- Your goal
Return all of the data verbatim, dropping any picture.

Data records for software interfaces:
******
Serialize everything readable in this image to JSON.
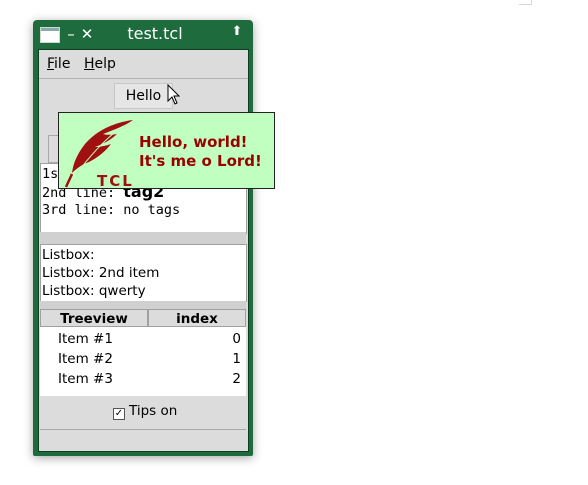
{
  "window": {
    "title": "test.tcl",
    "title_bar_color": "#1e6b3e"
  },
  "titlebar_buttons": {
    "minimize": "–",
    "close": "✕",
    "shade": "⬆"
  },
  "menubar": {
    "file_label_ul": "F",
    "file_label_rest": "ile",
    "help_label_ul": "H",
    "help_label_rest": "elp"
  },
  "hello_button": {
    "label": "Hello"
  },
  "text_widget": {
    "line1": "1st",
    "line2_prefix": "2nd line: ",
    "line2_tag": "tag2",
    "line3": "3rd line: no tags"
  },
  "listbox": {
    "items": [
      "Listbox:",
      "Listbox: 2nd item",
      "Listbox: qwerty"
    ]
  },
  "treeview": {
    "columns": [
      "Treeview",
      "index"
    ],
    "rows": [
      {
        "name": "Item #1",
        "index": "0"
      },
      {
        "name": "Item #2",
        "index": "1"
      },
      {
        "name": "Item #3",
        "index": "2"
      }
    ]
  },
  "tips_checkbox": {
    "label": "Tips on",
    "checked": true,
    "mark": "✓"
  },
  "tooltip": {
    "line1": "Hello, world!",
    "line2": "It's me o Lord!",
    "logo_text": "TCL",
    "background": "#c1ffc1",
    "text_color": "#9b0000"
  }
}
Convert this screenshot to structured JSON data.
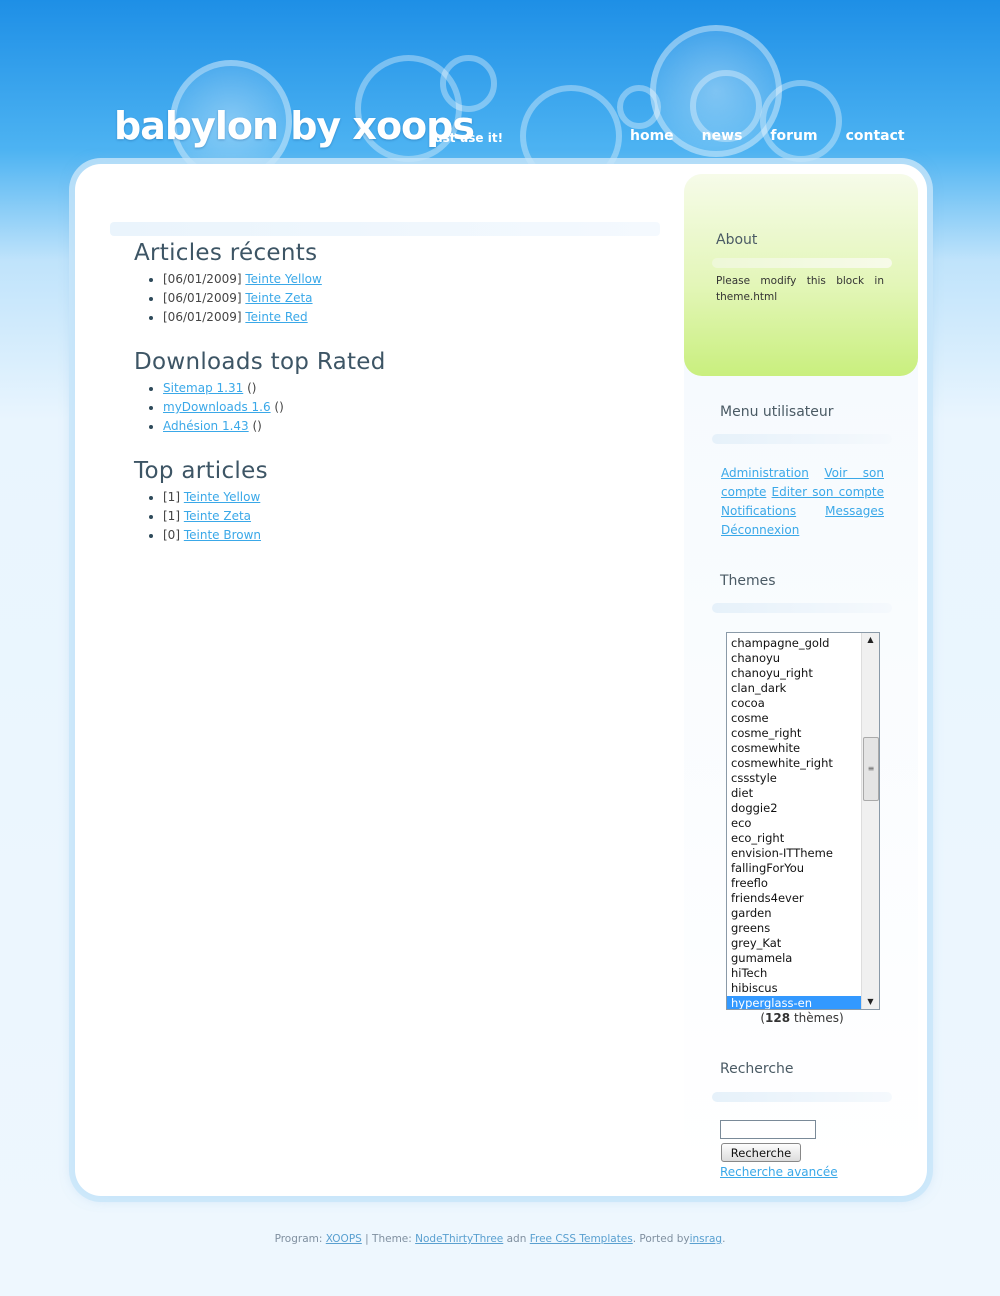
{
  "header": {
    "title": "babylon by xoops",
    "slogan": "just use it!",
    "nav": [
      "home",
      "news",
      "forum",
      "contact"
    ]
  },
  "main": {
    "recent": {
      "title": "Articles récents",
      "items": [
        {
          "date": "[06/01/2009]",
          "link": "Teinte Yellow"
        },
        {
          "date": "[06/01/2009]",
          "link": "Teinte Zeta"
        },
        {
          "date": "[06/01/2009]",
          "link": "Teinte Red"
        }
      ]
    },
    "downloads": {
      "title": "Downloads top Rated",
      "items": [
        {
          "link": "Sitemap 1.31",
          "suffix": "()"
        },
        {
          "link": "myDownloads 1.6",
          "suffix": "()"
        },
        {
          "link": "Adhésion 1.43",
          "suffix": "()"
        }
      ]
    },
    "top": {
      "title": "Top articles",
      "items": [
        {
          "rank": "[1]",
          "link": "Teinte Yellow"
        },
        {
          "rank": "[1]",
          "link": "Teinte Zeta"
        },
        {
          "rank": "[0]",
          "link": "Teinte Brown"
        }
      ]
    }
  },
  "sidebar": {
    "about": {
      "title": "About",
      "text": "Please modify this block in theme.html"
    },
    "usermenu": {
      "title": "Menu utilisateur",
      "links": [
        "Administration",
        "Voir son compte",
        "Editer son compte",
        "Notifications",
        "Messages",
        "Déconnexion"
      ]
    },
    "themes": {
      "title": "Themes",
      "options": [
        "champagne_gold",
        "chanoyu",
        "chanoyu_right",
        "clan_dark",
        "cocoa",
        "cosme",
        "cosme_right",
        "cosmewhite",
        "cosmewhite_right",
        "cssstyle",
        "diet",
        "doggie2",
        "eco",
        "eco_right",
        "envision-ITTheme",
        "fallingForYou",
        "freeflo",
        "friends4ever",
        "garden",
        "greens",
        "grey_Kat",
        "gumamela",
        "hiTech",
        "hibiscus",
        "hyperglass-en"
      ],
      "selected": "hyperglass-en",
      "count_open": "(",
      "count": "128",
      "count_label": "thèmes)"
    },
    "search": {
      "title": "Recherche",
      "button": "Recherche",
      "advanced": "Recherche avancée",
      "value": ""
    }
  },
  "footer": {
    "program_label": "Program:",
    "program_link": "XOOPS",
    "theme_label": "| Theme:",
    "theme_link": "NodeThirtyThree",
    "adn": "adn",
    "templates_link": "Free CSS Templates",
    "ported_label": ". Ported by",
    "ported_link": "insrag",
    "end": "."
  },
  "colors": {
    "link": "#3aa8e8",
    "header_top": "#1e8fe6",
    "about_green": "#c9ef7e",
    "selected_option": "#3399ff"
  }
}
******
- Result for this task
Serialize everything readable in this image to JSON.
{
  "window": {
    "title": "test.tcl",
    "title_bar_color": "#1e6b3e"
  },
  "titlebar_buttons": {
    "minimize": "–",
    "close": "✕",
    "shade": "⬆"
  },
  "menubar": {
    "file_label_ul": "F",
    "file_label_rest": "ile",
    "help_label_ul": "H",
    "help_label_rest": "elp"
  },
  "hello_button": {
    "label": "Hello"
  },
  "text_widget": {
    "line1": "1st",
    "line2_prefix": "2nd line: ",
    "line2_tag": "tag2",
    "line3": "3rd line: no tags"
  },
  "listbox": {
    "items": [
      "Listbox:",
      "Listbox: 2nd item",
      "Listbox: qwerty"
    ]
  },
  "treeview": {
    "columns": [
      "Treeview",
      "index"
    ],
    "rows": [
      {
        "name": "Item #1",
        "index": "0"
      },
      {
        "name": "Item #2",
        "index": "1"
      },
      {
        "name": "Item #3",
        "index": "2"
      }
    ]
  },
  "tips_checkbox": {
    "label": "Tips on",
    "checked": true,
    "mark": "✓"
  },
  "tooltip": {
    "line1": "Hello, world!",
    "line2": "It's me o Lord!",
    "logo_text": "TCL",
    "background": "#c1ffc1",
    "text_color": "#9b0000"
  }
}
Convert this screenshot to structured JSON data.
{
  "header": {
    "title": "babylon by xoops",
    "slogan": "just use it!",
    "nav": [
      "home",
      "news",
      "forum",
      "contact"
    ]
  },
  "main": {
    "recent": {
      "title": "Articles récents",
      "items": [
        {
          "date": "[06/01/2009]",
          "link": "Teinte Yellow"
        },
        {
          "date": "[06/01/2009]",
          "link": "Teinte Zeta"
        },
        {
          "date": "[06/01/2009]",
          "link": "Teinte Red"
        }
      ]
    },
    "downloads": {
      "title": "Downloads top Rated",
      "items": [
        {
          "link": "Sitemap 1.31",
          "suffix": "()"
        },
        {
          "link": "myDownloads 1.6",
          "suffix": "()"
        },
        {
          "link": "Adhésion 1.43",
          "suffix": "()"
        }
      ]
    },
    "top": {
      "title": "Top articles",
      "items": [
        {
          "rank": "[1]",
          "link": "Teinte Yellow"
        },
        {
          "rank": "[1]",
          "link": "Teinte Zeta"
        },
        {
          "rank": "[0]",
          "link": "Teinte Brown"
        }
      ]
    }
  },
  "sidebar": {
    "about": {
      "title": "About",
      "text": "Please modify this block in theme.html"
    },
    "usermenu": {
      "title": "Menu utilisateur",
      "links": [
        "Administration",
        "Voir son compte",
        "Editer son compte",
        "Notifications",
        "Messages",
        "Déconnexion"
      ]
    },
    "themes": {
      "title": "Themes",
      "options": [
        "champagne_gold",
        "chanoyu",
        "chanoyu_right",
        "clan_dark",
        "cocoa",
        "cosme",
        "cosme_right",
        "cosmewhite",
        "cosmewhite_right",
        "cssstyle",
        "diet",
        "doggie2",
        "eco",
        "eco_right",
        "envision-ITTheme",
        "fallingForYou",
        "freeflo",
        "friends4ever",
        "garden",
        "greens",
        "grey_Kat",
        "gumamela",
        "hiTech",
        "hibiscus",
        "hyperglass-en"
      ],
      "selected": "hyperglass-en",
      "count_open": "(",
      "count": "128",
      "count_label": "thèmes)"
    },
    "search": {
      "title": "Recherche",
      "button": "Recherche",
      "advanced": "Recherche avancée",
      "value": ""
    }
  },
  "footer": {
    "program_label": "Program:",
    "program_link": "XOOPS",
    "theme_label": "| Theme:",
    "theme_link": "NodeThirtyThree",
    "adn": "adn",
    "templates_link": "Free CSS Templates",
    "ported_label": ". Ported by",
    "ported_link": "insrag",
    "end": "."
  },
  "colors": {
    "link": "#3aa8e8",
    "header_top": "#1e8fe6",
    "about_green": "#c9ef7e",
    "selected_option": "#3399ff"
  }
}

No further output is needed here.